Supplied records:
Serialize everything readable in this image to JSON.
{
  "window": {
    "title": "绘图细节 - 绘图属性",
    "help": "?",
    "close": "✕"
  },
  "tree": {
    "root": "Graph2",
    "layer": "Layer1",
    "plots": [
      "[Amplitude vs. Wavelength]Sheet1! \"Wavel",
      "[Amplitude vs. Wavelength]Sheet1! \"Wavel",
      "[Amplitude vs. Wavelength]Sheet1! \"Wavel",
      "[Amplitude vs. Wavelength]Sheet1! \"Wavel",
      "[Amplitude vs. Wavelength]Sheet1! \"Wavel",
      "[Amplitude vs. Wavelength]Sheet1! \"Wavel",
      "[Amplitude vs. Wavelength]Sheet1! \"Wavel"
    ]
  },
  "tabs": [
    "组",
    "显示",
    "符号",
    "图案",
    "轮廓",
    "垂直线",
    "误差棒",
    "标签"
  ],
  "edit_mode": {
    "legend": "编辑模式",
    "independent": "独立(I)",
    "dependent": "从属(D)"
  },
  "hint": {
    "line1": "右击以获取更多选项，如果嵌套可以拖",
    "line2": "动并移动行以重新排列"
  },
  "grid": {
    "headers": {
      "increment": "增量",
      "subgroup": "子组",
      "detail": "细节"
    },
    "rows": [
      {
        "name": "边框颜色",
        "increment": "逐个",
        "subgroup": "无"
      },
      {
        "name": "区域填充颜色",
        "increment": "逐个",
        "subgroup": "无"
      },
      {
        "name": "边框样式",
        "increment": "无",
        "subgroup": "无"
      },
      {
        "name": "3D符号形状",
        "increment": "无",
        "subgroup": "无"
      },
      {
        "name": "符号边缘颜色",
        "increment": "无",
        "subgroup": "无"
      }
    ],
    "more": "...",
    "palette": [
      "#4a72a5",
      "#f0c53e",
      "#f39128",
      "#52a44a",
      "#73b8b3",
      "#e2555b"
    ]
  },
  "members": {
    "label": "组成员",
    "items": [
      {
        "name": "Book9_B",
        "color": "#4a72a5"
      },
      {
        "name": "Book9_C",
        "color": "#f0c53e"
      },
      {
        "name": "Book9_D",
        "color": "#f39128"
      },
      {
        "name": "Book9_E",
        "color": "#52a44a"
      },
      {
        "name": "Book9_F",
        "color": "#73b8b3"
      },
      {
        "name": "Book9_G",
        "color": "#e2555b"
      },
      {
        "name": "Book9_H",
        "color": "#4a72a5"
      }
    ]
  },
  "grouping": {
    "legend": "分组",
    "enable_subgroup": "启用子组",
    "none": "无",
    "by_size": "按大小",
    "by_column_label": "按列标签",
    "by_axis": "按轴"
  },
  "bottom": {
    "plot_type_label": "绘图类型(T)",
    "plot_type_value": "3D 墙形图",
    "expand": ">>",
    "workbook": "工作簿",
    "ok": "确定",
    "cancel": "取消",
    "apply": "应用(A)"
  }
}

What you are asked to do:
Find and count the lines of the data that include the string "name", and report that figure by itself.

Answer section:
12